Take the 2-minute tour ×
Stack Overflow is a question and answer site for professional and enthusiast programmers. It's 100% free, no registration required.

I'm in the middle of calculating week numbers for dates, but the System.Globalization.Calendar is returning odd results for (amongst other years) December 31st of year 2007 and 2012.

Calendar calendar = CultureInfo.InvariantCulture.Calendar;
var date = new DateTime(2007, 12, 29);
for (int i = 0; i < 5; i++)
{
    int w = calendar.GetWeekOfYear(date, CalendarWeekRule.FirstFourDayWeek, DayOfWeek.Monday);
    Console.WriteLine("{0}\t{1}", date.ToString("dd.MM.yyyy"), w);
    date = date.AddDays(1);
}

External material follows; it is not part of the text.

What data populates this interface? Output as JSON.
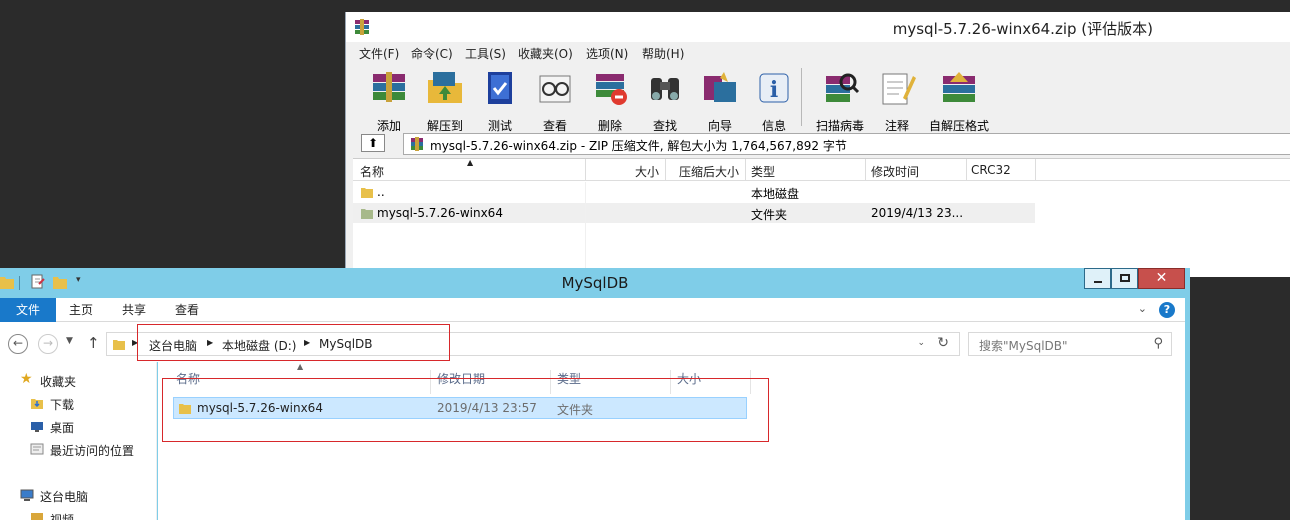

Results

29.12.2007      52
30.12.2007      52
31.12.2007      53 <--
01.01.2008       1
02.01.2008       1

29.12.2012      52
30.12.2012      52
31.12.2012      53 <--
01.01.2013       1
02.01.2013       1

As far as I understand, there shouldn't be a week 53 in year 2007 and 2012, but the days should be included in week 1. Is there a way to change this behaviour in the Calendar?

share|improve this question
2  
"The days are supposed to be included in week 1": according to which rule? According to the rules I know, the last days of the year are never part of the first week of the next year... –  Thomas Levesque Jan 10 '12 at 18:59
3  
According to ISO 8601. en.wikipedia.org/wiki/ISO_8601 –  stigok Jan 10 '12 at 19:11
    
BTW, why are you using that weird date format? I think I have never seen dates written as 2007.12.29. –  svick Jan 10 '12 at 19:13
    
Has your answer been resolved..?? –  DJ KRAZE Jan 10 '12 at 19:28
    
@svick it sorts chronologically when yyyy-MM-dd, but edited for readability –  stigok May 9 '12 at 7:27

3 Answers 3

up vote 11 down vote accepted

The documentation for the CalendarWeekRule enumeration specifically states that it "does not map directly to ISO 8601", and links to ISO 8601 Week of Year format in Microsoft .Net, a blog entry that describes the differences.

share|improve this answer
    
This explains everything. Thanks –  stigok Jan 10 '12 at 19:31
6  
I don't even want to look at the workaround. My simple question is: Why? Who benefits from it? Why slightly change so that you have to pick two dates out of ten to see a difference? A little frustrating... –  Piddu Dec 12 '12 at 14:15

There don't have to be 52 weeks for the week identifiers to be unique, you just don't necessarily have 7 days in a particular week.

If this is a problem for you then add code to handle the edge case.

share|improve this answer

Have a look at the values of CalendarWeekRule. You are using FirstFourDayWeek, and so you are getting the values you describe. If you want every week to have exactly 7 days, you should use FirstFullWeek.

In your case, that would mean that 31. 12. 2007 will be week 53, but so will 2. 1. 2008.

share|improve this answer
1  
That solution doesn't comply with the ISO 8601, since the first week with the majority (four or more) of its days in the starting year [is week 1] –  stigok Jan 10 '12 at 19:17

Your Answer

 
discard

By posting your answer, you agree to the privacy policy and terms of service.

Not the answer you're looking for? Browse other questions tagged or ask your own question.